Brief —
An identical copy of the listing below is all the answer should contain.

● ● ● ●

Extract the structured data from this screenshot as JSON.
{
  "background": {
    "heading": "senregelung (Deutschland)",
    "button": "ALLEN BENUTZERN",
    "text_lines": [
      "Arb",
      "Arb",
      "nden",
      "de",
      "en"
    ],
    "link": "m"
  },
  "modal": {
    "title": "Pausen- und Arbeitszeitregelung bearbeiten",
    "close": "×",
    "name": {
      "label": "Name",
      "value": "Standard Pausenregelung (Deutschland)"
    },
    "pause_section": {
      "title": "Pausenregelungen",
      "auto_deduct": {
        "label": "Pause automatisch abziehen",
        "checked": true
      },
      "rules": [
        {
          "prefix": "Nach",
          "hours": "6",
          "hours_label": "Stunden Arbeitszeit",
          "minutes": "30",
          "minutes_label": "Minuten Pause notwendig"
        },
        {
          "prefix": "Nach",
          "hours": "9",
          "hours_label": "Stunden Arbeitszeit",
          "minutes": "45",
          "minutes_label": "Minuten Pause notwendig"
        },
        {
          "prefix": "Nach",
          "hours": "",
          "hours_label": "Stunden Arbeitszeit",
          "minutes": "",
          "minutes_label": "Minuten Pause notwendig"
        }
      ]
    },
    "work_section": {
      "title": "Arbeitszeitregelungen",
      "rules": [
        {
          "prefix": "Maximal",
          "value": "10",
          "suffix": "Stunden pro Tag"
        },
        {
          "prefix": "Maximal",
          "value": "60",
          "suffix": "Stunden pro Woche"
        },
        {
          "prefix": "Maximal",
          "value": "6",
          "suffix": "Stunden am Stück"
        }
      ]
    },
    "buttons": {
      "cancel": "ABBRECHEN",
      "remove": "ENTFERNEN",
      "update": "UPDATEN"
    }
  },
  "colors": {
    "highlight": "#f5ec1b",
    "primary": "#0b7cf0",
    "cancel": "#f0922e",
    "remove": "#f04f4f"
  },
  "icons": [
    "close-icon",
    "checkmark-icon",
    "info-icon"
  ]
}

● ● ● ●

Task answer —
Extract the structured data from this screenshot as JSON.
{
  "background": {
    "heading": "senregelung (Deutschland)",
    "button": "ALLEN BENUTZERN",
    "text_lines": [
      "Arb",
      "Arb",
      "nden",
      "de",
      "en"
    ],
    "link": "m"
  },
  "modal": {
    "title": "Pausen- und Arbeitszeitregelung bearbeiten",
    "close": "×",
    "name": {
      "label": "Name",
      "value": "Standard Pausenregelung (Deutschland)"
    },
    "pause_section": {
      "title": "Pausenregelungen",
      "auto_deduct": {
        "label": "Pause automatisch abziehen",
        "checked": true
      },
      "rules": [
        {
          "prefix": "Nach",
          "hours": "6",
          "hours_label": "Stunden Arbeitszeit",
          "minutes": "30",
          "minutes_label": "Minuten Pause notwendig"
        },
        {
          "prefix": "Nach",
          "hours": "9",
          "hours_label": "Stunden Arbeitszeit",
          "minutes": "45",
          "minutes_label": "Minuten Pause notwendig"
        },
        {
          "prefix": "Nach",
          "hours": "",
          "hours_label": "Stunden Arbeitszeit",
          "minutes": "",
          "minutes_label": "Minuten Pause notwendig"
        }
      ]
    },
    "work_section": {
      "title": "Arbeitszeitregelungen",
      "rules": [
        {
          "prefix": "Maximal",
          "value": "10",
          "suffix": "Stunden pro Tag"
        },
        {
          "prefix": "Maximal",
          "value": "60",
          "suffix": "Stunden pro Woche"
        },
        {
          "prefix": "Maximal",
          "value": "6",
          "suffix": "Stunden am Stück"
        }
      ]
    },
    "buttons": {
      "cancel": "ABBRECHEN",
      "remove": "ENTFERNEN",
      "update": "UPDATEN"
    }
  },
  "colors": {
    "highlight": "#f5ec1b",
    "primary": "#0b7cf0",
    "cancel": "#f0922e",
    "remove": "#f04f4f"
  },
  "icons": [
    "close-icon",
    "checkmark-icon",
    "info-icon"
  ]
}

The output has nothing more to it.